Brady Hoke has experienced a good deal of success in his first two years with the Wolverines, but he’s not done yet. He has his eyes on a championship in 2013.
Hoke’s tenure at Michigan has been a welcomed turn-around for a team that flailed under Rich Rodriguez. A victory over Ohio State in 2011 and an 8-5 2012 season were signs of life. Michigan is a team on the rise.
The Wolverines secured the No. 5 recruiting class in the nation this offseason (per 247Sports), adding to a group of young players primed to take big strides in 2013. Even with a lot of youth on both sides of the ball, Michigan has a legitimate chance to make a run at the Big Ten title—and perhaps more than that.
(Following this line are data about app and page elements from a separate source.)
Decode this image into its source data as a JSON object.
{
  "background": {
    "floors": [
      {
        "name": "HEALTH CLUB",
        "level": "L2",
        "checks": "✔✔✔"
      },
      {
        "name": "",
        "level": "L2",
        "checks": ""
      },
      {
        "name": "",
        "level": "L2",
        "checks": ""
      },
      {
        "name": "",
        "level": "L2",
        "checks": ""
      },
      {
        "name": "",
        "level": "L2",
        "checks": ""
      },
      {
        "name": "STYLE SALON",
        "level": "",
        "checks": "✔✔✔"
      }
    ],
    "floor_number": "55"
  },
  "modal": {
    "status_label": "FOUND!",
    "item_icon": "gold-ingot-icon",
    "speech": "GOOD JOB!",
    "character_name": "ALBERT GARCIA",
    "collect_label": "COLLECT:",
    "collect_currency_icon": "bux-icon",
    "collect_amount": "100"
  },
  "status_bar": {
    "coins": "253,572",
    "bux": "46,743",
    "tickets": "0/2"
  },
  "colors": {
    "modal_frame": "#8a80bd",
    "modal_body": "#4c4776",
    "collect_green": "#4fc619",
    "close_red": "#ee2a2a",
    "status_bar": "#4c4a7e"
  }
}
Every team sets out with a championship in its sights, but reaching that goal is easier said than done. Let’s take a look at the biggest obstacles on Michigan’s schedule in its hunt for glory in 2013.
September 7: Notre Dame
With all due respect to Central Michigan, the road to the championship starts with the Fighting Irish.
Not many teams face off with an out-of-conference foe fresh off a title appearance to start the season, but that’s what the Wolverines will face in Week 2. Hoke and Brian Kelly have breathed new life into their programs, and this game should prove to be one of the best of the young season.
Michigan dropped a 13-6 contest to the Irish last season, and this year’s bout should prove to be another defensive affair. With two young offenses and a couple well-established defenses, don’t expect a lot of scoring.
A win for either team will go a long way toward a title campaign in 2013. For Michigan, taking on a 2012 national title contender will be the ultimate litmus test for the 2013 season.
November 9: Nebraska
Denard Robinson left last year’s game with an elbow injury and Michigan’s offense never recovered.
The Wolverines will once again be without Robinson, but this time it won’t be unexpected. With his departure for the NFL draft this offseason, Michigan will prepare to take the field with Devin Gardner at the helm.
Gardner did a respectable job in relief of Robinson last season, and he proved that he can be the signal-caller to lead the Wolverines to big things in 2013. If Michigan can traverse its way to the Nebraska contest unscathed, he’ll also have a chance to put away the Cornhuskers en route to a potential Big Ten title.
The key to victory for Michigan will once again be stopping Nebraska’s rushing attack. The Cornhuskers rushed for 160 yards on 6.9 yards per carry against Michigan last season, and a repeat performance will likely mean a loss for the Wolverines this year.
November 16: Northwestern
Northwestern was a pleasant surprise in the Big Ten last year. The Wildcats went 10-3 (5-3 in the Big Ten), but one of their conference losses came at the hands of the Wolverines.
Michigan eluded a 248-yard rushing performance from the Wildcats in their 38-31 overtime win last season. Like their Nebraska matchup, the Wolverines won’t have a chance if they allow big rushing totals like that this year.
The final four games of the season will be a tough stretch for Michigan. Nebraska, Northwestern, Iowa and Ohio State will all present challenging matchups, and finding a way to stay focused and prepared will be paramount in Michigan’s success.
November 30: Ohio State
There isn’t a bigger matchup on any schedule than that of Michigan and Ohio State.
Arguably the best rivalry in all of sports, the Wolverines and Buckeyes will square off in the final week of the regular season—perhaps with a Big Ten title on the line.
While the rest of the conference has taken a hit in recent years, Ohio State and Michigan have gotten stronger. Hoke and Urban Meyer understand the intense rivalry between their programs, and there’s a good chance this game is one of the best of the entire football season.
It’s too early to tell what will be in store for both teams when they face off, but pride is the ultimate motivational factor. Regardless of rankings and records, there isn’t a bigger game on the slate for Michigan this season.